In a letter to the press responding to the workers’ efforts, Amazon spokesperson Rachel Lightly wrote, “Direct dialogue is essential to our work environment in which we encourage associates to bring their comments, questions and concerns directly to their management team with the goal of quickly improving the work environment and challenging leadership assumptions. We firmly believe this direct connection is the most effective way to understand and respond to the needs of our workforce.”

Because the city is predominantly Black, the Amazon union campaign is evoking social and racial justice themes. “We see this as both a labor struggle and as a civil rights struggle, which has often been the story of the labor movement in the South,” said Appelbaum in an interview with National Public Radio.

National support

On Monday, Minnesota Senator Tina Smith and several of her senate colleagues signed a letter supporting the union organizing drive.

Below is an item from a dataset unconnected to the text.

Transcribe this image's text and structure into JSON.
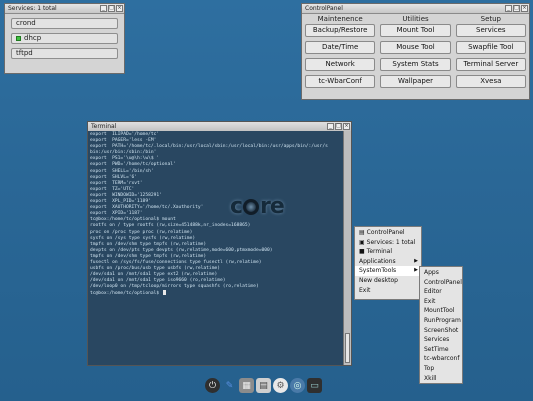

 “They have put in long hours and risked their own health during the COVID-19 pandemic to meet increased demand, and they deserve to share in the success they have made possible. Amazon’s employees have the right to join together to bargain collectively for a voice in their workplace, and to vote to establish their rights to negotiate. They also deserve to receive the compensation, benefits and respect that reflect their true value to the company and to their communities,” wrote Sen. Smith and her colleagues.

Bessemer workers also received support from 50 members of the U.S. House of Representatives, who signed on to an open letter to Amazon CEO Jeff Bezos last week. The letter criticized the company’s efforts to prevent a union from being organized at its Bessemer facility and said this was “an opportunity for a reset.”

The union organizing effort has also received support from local chapters of major unions including the Teamsters, the International Brotherhood of Electrical Workers. The workers also received support from the National Football League Players Association union (NFLPA).

“Everyone deserves to have a voice, and we’re proud that you’re even considering taking the step to unionize,” tweeted NFLPA President JC Tretter on January 25.

“Our union supports y’all,” tweeted Houston Texans safety Michael Thomas.“I applaud y’all for trying to unionize, and I understand how important it is to try to make a decision, and it’s during a pandemic. But understand we’re part of a union, and our job is to protect our workers.”